If you often read this blog, you know that our members are from everywhere in the world. Some of our contributors, Marvin M. is from Kenya and he likes giving information about how it works there.
It is always interesting and if you are from a country in which there are issues concerning electrical engineering or any interesting facts to share, please send us a mail.
For know, let’s read what Marvin has to say about his country…
Reasons for Deregulation of the Energy Sector in Kenya
There has been massive deregulation of key sectors in the government. The major ones include the railway transport, telecommunication, and the sugar companies. The positive impact in these areas has shed new light on the importance of deregulation and privatisation. Considering that the energy sector is a pillar of any country, the primary objective at this point is to allow non-utilities and independent power producers to inject their offerings into the national grid.
Consumers across the board feel the need for efficient power supply, solid support, upgraded systems and scheduled maintenance schedules. The inefficiency is fuelled by regional disparities that affect infrastructures such as grid penetration and access to resources, as well as poor maintenance schedules and poor customer care skills.

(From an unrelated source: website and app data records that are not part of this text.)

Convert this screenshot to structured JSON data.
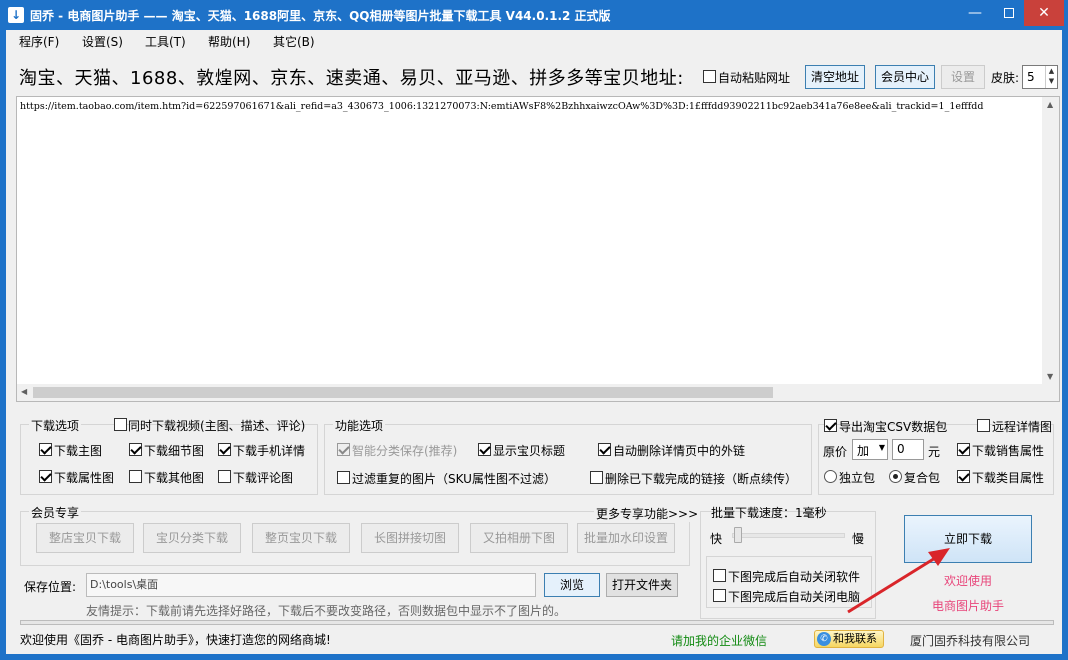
{
  "window": {
    "title": "固乔 - 电商图片助手 —— 淘宝、天猫、1688阿里、京东、QQ相册等图片批量下载工具 V44.0.1.2 正式版",
    "minimize_glyph": "—",
    "close_glyph": "✕"
  },
  "menu": [
    {
      "label": "程序(F)"
    },
    {
      "label": "设置(S)"
    },
    {
      "label": "工具(T)"
    },
    {
      "label": "帮助(H)"
    },
    {
      "label": "其它(B)"
    }
  ],
  "url_section": {
    "label": "淘宝、天猫、1688、敦煌网、京东、速卖通、易贝、亚马逊、拼多多等宝贝地址:",
    "auto_paste_label": "自动粘贴网址",
    "auto_paste_checked": false,
    "clear_button": "清空地址",
    "member_button": "会员中心",
    "settings_button": "设置",
    "skin_label": "皮肤:",
    "skin_value": "5",
    "url_value": "https://item.taobao.com/item.htm?id=622597061671&ali_refid=a3_430673_1006:1321270073:N:emtiAWsF8%2BzhhxaiwzcOAw%3D%3D:1£fffdd93902211bc92aeb341a76e8ee&ali_trackid=1_1efffdd"
  },
  "download_options": {
    "title": "下载选项",
    "video_label": "同时下载视频(主图、描述、评论)",
    "video_checked": false,
    "items": [
      {
        "label": "下载主图",
        "checked": true
      },
      {
        "label": "下载细节图",
        "checked": true
      },
      {
        "label": "下载手机详情",
        "checked": true
      },
      {
        "label": "下载属性图",
        "checked": true
      },
      {
        "label": "下载其他图",
        "checked": false
      },
      {
        "label": "下载评论图",
        "checked": false
      }
    ]
  },
  "function_options": {
    "title": "功能选项",
    "items": [
      {
        "label": "智能分类保存(推荐)",
        "checked": true,
        "disabled": true
      },
      {
        "label": "显示宝贝标题",
        "checked": true,
        "disabled": false
      },
      {
        "label": "自动删除详情页中的外链",
        "checked": true,
        "disabled": false
      },
      {
        "label": "过滤重复的图片（SKU属性图不过滤）",
        "checked": false,
        "disabled": false
      },
      {
        "label": "删除已下载完成的链接（断点续传）",
        "checked": false,
        "disabled": false
      }
    ]
  },
  "export_options": {
    "csv_label": "导出淘宝CSV数据包",
    "csv_checked": true,
    "remote_label": "远程详情图",
    "remote_checked": false,
    "price_label": "原价",
    "price_op": "加",
    "price_value": "0",
    "price_unit": "元",
    "sales_attr_label": "下载销售属性",
    "sales_attr_checked": true,
    "single_label": "独立包",
    "combined_label": "复合包",
    "combined_selected": true,
    "category_attr_label": "下载类目属性",
    "category_attr_checked": true
  },
  "member": {
    "title": "会员专享",
    "more_link": "更多专享功能>>>",
    "buttons": [
      "整店宝贝下载",
      "宝贝分类下载",
      "整页宝贝下载",
      "长图拼接切图",
      "又拍相册下图",
      "批量加水印设置"
    ]
  },
  "speed": {
    "label": "批量下载速度：1毫秒",
    "fast": "快",
    "slow": "慢",
    "level": 0.0
  },
  "after_download": {
    "close_software": "下图完成后自动关闭软件",
    "close_software_checked": false,
    "shutdown": "下图完成后自动关闭电脑",
    "shutdown_checked": false
  },
  "start": {
    "button": "立即下载",
    "welcome_line1": "欢迎使用",
    "welcome_line2": "电商图片助手"
  },
  "save": {
    "label": "保存位置:",
    "path": "D:\\tools\\桌面",
    "browse_button": "浏览",
    "open_folder_button": "打开文件夹",
    "tip": "友情提示：下载前请先选择好路径，下载后不要改变路径，否则数据包中显示不了图片的。"
  },
  "status": {
    "text": "欢迎使用《固乔 - 电商图片助手》，快速打造您的网络商城!",
    "wechat": "请加我的企业微信",
    "contact": "和我联系",
    "company": "厦门固乔科技有限公司"
  },
  "colors": {
    "titlebar": "#1e72c8",
    "close_button": "#c9413b",
    "welcome_pink": "#e8457a",
    "wechat_green": "#128a12",
    "arrow_red": "#d9252a"
  }
}
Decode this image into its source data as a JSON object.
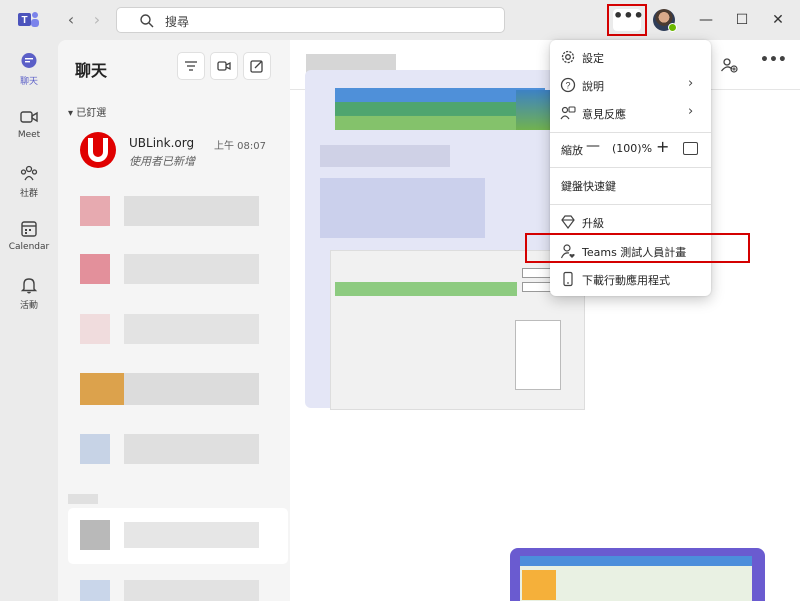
{
  "titlebar": {
    "search_placeholder": "搜尋",
    "more_label": "•••",
    "minimize": "—",
    "maximize": "☐",
    "close": "✕"
  },
  "rail": {
    "items": [
      {
        "label": "聊天",
        "icon": "chat-icon"
      },
      {
        "label": "Meet",
        "icon": "video-icon"
      },
      {
        "label": "社群",
        "icon": "community-icon"
      },
      {
        "label": "Calendar",
        "icon": "calendar-icon"
      },
      {
        "label": "活動",
        "icon": "bell-icon"
      }
    ]
  },
  "chatlist": {
    "title": "聊天",
    "pinned_header": "▾ 已釘選",
    "pinned": [
      {
        "name": "UBLink.org",
        "time": "上午 08:07",
        "preview": "使用者已新增"
      }
    ]
  },
  "menu": {
    "items": [
      {
        "label": "設定",
        "icon": "gear-icon"
      },
      {
        "label": "說明",
        "icon": "help-icon",
        "has_submenu": true
      },
      {
        "label": "意見反應",
        "icon": "feedback-icon",
        "has_submenu": true
      },
      {
        "label": "鍵盤快速鍵",
        "icon": ""
      },
      {
        "label": "升級",
        "icon": "diamond-icon"
      },
      {
        "label": "Teams 測試人員計畫",
        "icon": "user-heart-icon"
      },
      {
        "label": "下載行動應用程式",
        "icon": "phone-icon"
      }
    ],
    "zoom": {
      "label": "縮放",
      "minus": "—",
      "value": "(100)%",
      "plus": "+"
    }
  },
  "colors": {
    "accent": "#5b5fc7",
    "highlight": "#d40000",
    "brand_red": "#e00000"
  }
}
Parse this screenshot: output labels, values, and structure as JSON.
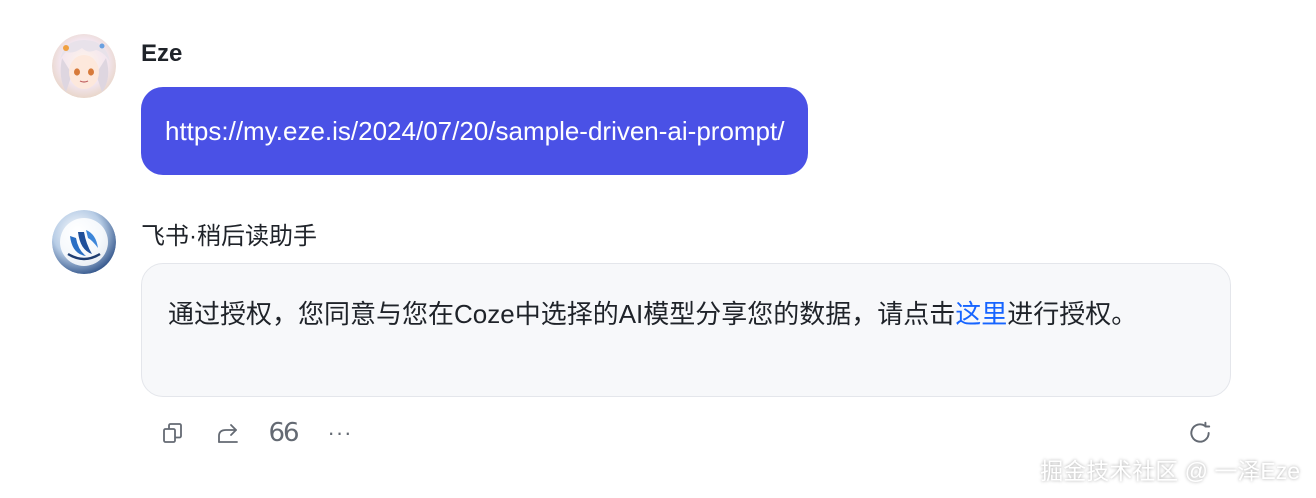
{
  "user_message": {
    "sender": "Eze",
    "text": "https://my.eze.is/2024/07/20/sample-driven-ai-prompt/",
    "bubble_color": "#4a51e6"
  },
  "bot_message": {
    "sender": "飞书·稍后读助手",
    "text_before_link": "通过授权，您同意与您在Coze中选择的AI模型分享您的数据，请点击",
    "link_text": "这里",
    "text_after_link": "进行授权。",
    "link_color": "#1664ff"
  },
  "actions": {
    "copy_icon": "copy-icon",
    "share_icon": "share-icon",
    "quote_icon": "quote-icon",
    "quote_glyph": "66",
    "more_icon": "more-icon",
    "more_glyph": "···",
    "refresh_icon": "refresh-icon"
  },
  "watermark": "掘金技术社区 @ 一泽Eze"
}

In the same vein, different regions have different power rates, based on peak demand, as well as the distance from the primary power source. Deregulation allows the entry of independent power producers and distributors that can be region based. This allows for a streamlined rate across different regions.
The primary objective of deregulation is lower power price. The high cost of power in Kenya has discouraged many investors, alongside burdening the common citizen with crippling bills at substandard power delivery and support.
One primary result of this is that due to the high cost of manufacturing products, the country has to resort to exporting most of the raw materials to other countries that have affordable and more reliable power. Well, then we get to rebuy the finished product for use and consumption, of course at very exaggerated costs.
Though the cost of power has reduced over the years, the fact remains that it can still fall further. This is only possible if there is healthy competition amongst a number of power suppliers and distributors, rather than the existing case where one state-owned parastatal determines the rate.
The cost savings also apply to the commercial power consumers. The competition not only accords cost savings in terms of lower power bills, but also, better service provision and faster attendance to issue as a by-product of healthy competition. The current scenario, where a significant percentage of an industry’s operating cost goes to power bills, means that the cost of commodities and consumer products remain high, as manufacturers seek to trickle down this cost to the consumers.
However, as much as deregulation has its many benefits, there is the inherent risk of creating power oligarchies in the sector; unhealthy competition easily pushes out small independent power suppliers and creates a market were a few power giants control the market and dictate the cost of power. To counter the recurrent monopoly, deregulation should be accompanied by solid anti-monopoly policies and policies that promote a healthy competitive market.
The policy makers should invest ample resources, including research, information acquisition, and solid economic analysis to establish measures to address the technical and institutional challenges that accompany deregulation. Only in this way will consumers enjoy the positive impact of the shift.
Thank you for reading my material,
And thank you for sharing Marvin! What do you think about it? And do you have the same issues in your country? Comment below!